--- Working data ---

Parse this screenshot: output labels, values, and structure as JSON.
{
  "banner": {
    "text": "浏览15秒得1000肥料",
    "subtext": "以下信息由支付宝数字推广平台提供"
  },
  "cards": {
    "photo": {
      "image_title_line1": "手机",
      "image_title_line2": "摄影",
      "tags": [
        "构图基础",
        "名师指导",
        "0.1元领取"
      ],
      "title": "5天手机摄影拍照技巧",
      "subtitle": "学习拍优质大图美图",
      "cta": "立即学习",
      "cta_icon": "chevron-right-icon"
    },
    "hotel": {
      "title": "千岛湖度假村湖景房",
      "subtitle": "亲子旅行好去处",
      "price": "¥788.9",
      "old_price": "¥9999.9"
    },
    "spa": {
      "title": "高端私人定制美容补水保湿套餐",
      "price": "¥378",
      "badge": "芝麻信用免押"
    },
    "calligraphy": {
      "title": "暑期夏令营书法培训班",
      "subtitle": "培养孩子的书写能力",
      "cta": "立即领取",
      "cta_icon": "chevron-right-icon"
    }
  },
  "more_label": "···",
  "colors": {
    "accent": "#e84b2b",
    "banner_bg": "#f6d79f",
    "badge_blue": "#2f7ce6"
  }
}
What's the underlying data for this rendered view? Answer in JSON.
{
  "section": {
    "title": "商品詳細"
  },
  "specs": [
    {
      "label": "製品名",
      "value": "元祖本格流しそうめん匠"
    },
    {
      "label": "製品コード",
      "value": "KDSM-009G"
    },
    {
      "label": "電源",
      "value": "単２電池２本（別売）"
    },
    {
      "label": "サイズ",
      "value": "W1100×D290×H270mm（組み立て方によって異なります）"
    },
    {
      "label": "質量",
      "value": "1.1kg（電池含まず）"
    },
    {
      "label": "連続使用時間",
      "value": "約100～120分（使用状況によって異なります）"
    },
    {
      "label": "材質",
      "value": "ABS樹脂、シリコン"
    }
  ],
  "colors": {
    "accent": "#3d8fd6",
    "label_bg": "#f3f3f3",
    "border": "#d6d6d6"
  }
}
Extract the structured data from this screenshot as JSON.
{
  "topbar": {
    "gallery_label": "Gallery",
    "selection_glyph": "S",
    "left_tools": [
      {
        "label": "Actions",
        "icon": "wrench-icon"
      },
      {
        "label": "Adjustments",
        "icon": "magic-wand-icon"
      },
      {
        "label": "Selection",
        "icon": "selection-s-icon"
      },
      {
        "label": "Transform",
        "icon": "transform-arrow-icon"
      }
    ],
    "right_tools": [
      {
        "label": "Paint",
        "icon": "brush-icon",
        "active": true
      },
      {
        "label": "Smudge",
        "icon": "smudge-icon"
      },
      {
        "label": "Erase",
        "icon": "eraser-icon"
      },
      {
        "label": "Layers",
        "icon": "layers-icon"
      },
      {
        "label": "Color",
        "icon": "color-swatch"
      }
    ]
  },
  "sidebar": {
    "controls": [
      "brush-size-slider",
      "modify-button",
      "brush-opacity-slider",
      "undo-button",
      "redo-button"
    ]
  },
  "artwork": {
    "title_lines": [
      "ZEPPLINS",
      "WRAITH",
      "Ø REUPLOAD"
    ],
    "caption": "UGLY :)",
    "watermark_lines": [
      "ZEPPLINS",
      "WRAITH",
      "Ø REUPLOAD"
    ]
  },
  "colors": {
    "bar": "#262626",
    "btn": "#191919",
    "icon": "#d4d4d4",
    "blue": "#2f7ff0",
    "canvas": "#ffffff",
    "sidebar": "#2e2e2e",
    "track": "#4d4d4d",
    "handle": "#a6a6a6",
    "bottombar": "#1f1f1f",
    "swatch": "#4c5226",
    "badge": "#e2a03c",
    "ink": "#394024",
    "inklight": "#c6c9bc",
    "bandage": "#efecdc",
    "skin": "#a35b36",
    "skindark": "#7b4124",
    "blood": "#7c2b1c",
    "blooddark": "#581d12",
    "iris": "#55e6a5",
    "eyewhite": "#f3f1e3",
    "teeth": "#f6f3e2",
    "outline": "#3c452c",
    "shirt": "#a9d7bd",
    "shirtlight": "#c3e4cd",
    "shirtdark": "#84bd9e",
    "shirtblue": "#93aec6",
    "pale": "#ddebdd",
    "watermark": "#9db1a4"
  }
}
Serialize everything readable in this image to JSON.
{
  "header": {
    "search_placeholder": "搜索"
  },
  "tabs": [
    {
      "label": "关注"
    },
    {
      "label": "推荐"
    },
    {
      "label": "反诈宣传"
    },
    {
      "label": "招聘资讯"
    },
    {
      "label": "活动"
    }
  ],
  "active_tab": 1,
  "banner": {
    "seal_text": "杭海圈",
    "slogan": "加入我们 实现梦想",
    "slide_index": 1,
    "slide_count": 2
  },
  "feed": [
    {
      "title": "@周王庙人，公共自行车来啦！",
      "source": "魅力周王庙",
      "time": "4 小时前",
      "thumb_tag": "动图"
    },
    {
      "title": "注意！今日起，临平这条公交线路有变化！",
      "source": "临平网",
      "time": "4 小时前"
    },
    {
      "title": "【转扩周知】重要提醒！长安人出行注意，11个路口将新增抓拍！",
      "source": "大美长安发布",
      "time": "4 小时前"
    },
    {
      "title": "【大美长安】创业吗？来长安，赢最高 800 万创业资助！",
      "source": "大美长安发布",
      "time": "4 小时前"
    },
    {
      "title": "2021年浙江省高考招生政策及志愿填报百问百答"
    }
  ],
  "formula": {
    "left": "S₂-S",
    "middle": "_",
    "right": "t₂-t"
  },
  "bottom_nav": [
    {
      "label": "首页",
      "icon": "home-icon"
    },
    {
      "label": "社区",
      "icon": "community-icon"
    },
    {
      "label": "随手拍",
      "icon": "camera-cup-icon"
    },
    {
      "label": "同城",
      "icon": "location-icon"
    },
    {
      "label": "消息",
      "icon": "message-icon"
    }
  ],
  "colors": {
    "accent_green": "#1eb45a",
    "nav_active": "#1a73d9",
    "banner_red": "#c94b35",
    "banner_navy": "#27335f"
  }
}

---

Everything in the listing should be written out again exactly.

*Response to this task*:
Parse this screenshot: output labels, values, and structure as JSON.
{
  "banner": {
    "text": "浏览15秒得1000肥料",
    "subtext": "以下信息由支付宝数字推广平台提供"
  },
  "cards": {
    "photo": {
      "image_title_line1": "手机",
      "image_title_line2": "摄影",
      "tags": [
        "构图基础",
        "名师指导",
        "0.1元领取"
      ],
      "title": "5天手机摄影拍照技巧",
      "subtitle": "学习拍优质大图美图",
      "cta": "立即学习",
      "cta_icon": "chevron-right-icon"
    },
    "hotel": {
      "title": "千岛湖度假村湖景房",
      "subtitle": "亲子旅行好去处",
      "price": "¥788.9",
      "old_price": "¥9999.9"
    },
    "spa": {
      "title": "高端私人定制美容补水保湿套餐",
      "price": "¥378",
      "badge": "芝麻信用免押"
    },
    "calligraphy": {
      "title": "暑期夏令营书法培训班",
      "subtitle": "培养孩子的书写能力",
      "cta": "立即领取",
      "cta_icon": "chevron-right-icon"
    }
  },
  "more_label": "···",
  "colors": {
    "accent": "#e84b2b",
    "banner_bg": "#f6d79f",
    "badge_blue": "#2f7ce6"
  }
}
What's the underlying data for this rendered view? Answer in JSON.
{
  "section": {
    "title": "商品詳細"
  },
  "specs": [
    {
      "label": "製品名",
      "value": "元祖本格流しそうめん匠"
    },
    {
      "label": "製品コード",
      "value": "KDSM-009G"
    },
    {
      "label": "電源",
      "value": "単２電池２本（別売）"
    },
    {
      "label": "サイズ",
      "value": "W1100×D290×H270mm（組み立て方によって異なります）"
    },
    {
      "label": "質量",
      "value": "1.1kg（電池含まず）"
    },
    {
      "label": "連続使用時間",
      "value": "約100～120分（使用状況によって異なります）"
    },
    {
      "label": "材質",
      "value": "ABS樹脂、シリコン"
    }
  ],
  "colors": {
    "accent": "#3d8fd6",
    "label_bg": "#f3f3f3",
    "border": "#d6d6d6"
  }
}
Extract the structured data from this screenshot as JSON.
{
  "topbar": {
    "gallery_label": "Gallery",
    "selection_glyph": "S",
    "left_tools": [
      {
        "label": "Actions",
        "icon": "wrench-icon"
      },
      {
        "label": "Adjustments",
        "icon": "magic-wand-icon"
      },
      {
        "label": "Selection",
        "icon": "selection-s-icon"
      },
      {
        "label": "Transform",
        "icon": "transform-arrow-icon"
      }
    ],
    "right_tools": [
      {
        "label": "Paint",
        "icon": "brush-icon",
        "active": true
      },
      {
        "label": "Smudge",
        "icon": "smudge-icon"
      },
      {
        "label": "Erase",
        "icon": "eraser-icon"
      },
      {
        "label": "Layers",
        "icon": "layers-icon"
      },
      {
        "label": "Color",
        "icon": "color-swatch"
      }
    ]
  },
  "sidebar": {
    "controls": [
      "brush-size-slider",
      "modify-button",
      "brush-opacity-slider",
      "undo-button",
      "redo-button"
    ]
  },
  "artwork": {
    "title_lines": [
      "ZEPPLINS",
      "WRAITH",
      "Ø REUPLOAD"
    ],
    "caption": "UGLY :)",
    "watermark_lines": [
      "ZEPPLINS",
      "WRAITH",
      "Ø REUPLOAD"
    ]
  },
  "colors": {
    "bar": "#262626",
    "btn": "#191919",
    "icon": "#d4d4d4",
    "blue": "#2f7ff0",
    "canvas": "#ffffff",
    "sidebar": "#2e2e2e",
    "track": "#4d4d4d",
    "handle": "#a6a6a6",
    "bottombar": "#1f1f1f",
    "swatch": "#4c5226",
    "badge": "#e2a03c",
    "ink": "#394024",
    "inklight": "#c6c9bc",
    "bandage": "#efecdc",
    "skin": "#a35b36",
    "skindark": "#7b4124",
    "blood": "#7c2b1c",
    "blooddark": "#581d12",
    "iris": "#55e6a5",
    "eyewhite": "#f3f1e3",
    "teeth": "#f6f3e2",
    "outline": "#3c452c",
    "shirt": "#a9d7bd",
    "shirtlight": "#c3e4cd",
    "shirtdark": "#84bd9e",
    "shirtblue": "#93aec6",
    "pale": "#ddebdd",
    "watermark": "#9db1a4"
  }
}
Serialize everything readable in this image to JSON.
{
  "header": {
    "search_placeholder": "搜索"
  },
  "tabs": [
    {
      "label": "关注"
    },
    {
      "label": "推荐"
    },
    {
      "label": "反诈宣传"
    },
    {
      "label": "招聘资讯"
    },
    {
      "label": "活动"
    }
  ],
  "active_tab": 1,
  "banner": {
    "seal_text": "杭海圈",
    "slogan": "加入我们 实现梦想",
    "slide_index": 1,
    "slide_count": 2
  },
  "feed": [
    {
      "title": "@周王庙人，公共自行车来啦！",
      "source": "魅力周王庙",
      "time": "4 小时前",
      "thumb_tag": "动图"
    },
    {
      "title": "注意！今日起，临平这条公交线路有变化！",
      "source": "临平网",
      "time": "4 小时前"
    },
    {
      "title": "【转扩周知】重要提醒！长安人出行注意，11个路口将新增抓拍！",
      "source": "大美长安发布",
      "time": "4 小时前"
    },
    {
      "title": "【大美长安】创业吗？来长安，赢最高 800 万创业资助！",
      "source": "大美长安发布",
      "time": "4 小时前"
    },
    {
      "title": "2021年浙江省高考招生政策及志愿填报百问百答"
    }
  ],
  "formula": {
    "left": "S₂-S",
    "middle": "_",
    "right": "t₂-t"
  },
  "bottom_nav": [
    {
      "label": "首页",
      "icon": "home-icon"
    },
    {
      "label": "社区",
      "icon": "community-icon"
    },
    {
      "label": "随手拍",
      "icon": "camera-cup-icon"
    },
    {
      "label": "同城",
      "icon": "location-icon"
    },
    {
      "label": "消息",
      "icon": "message-icon"
    }
  ],
  "colors": {
    "accent_green": "#1eb45a",
    "nav_active": "#1a73d9",
    "banner_red": "#c94b35",
    "banner_navy": "#27335f"
  }
}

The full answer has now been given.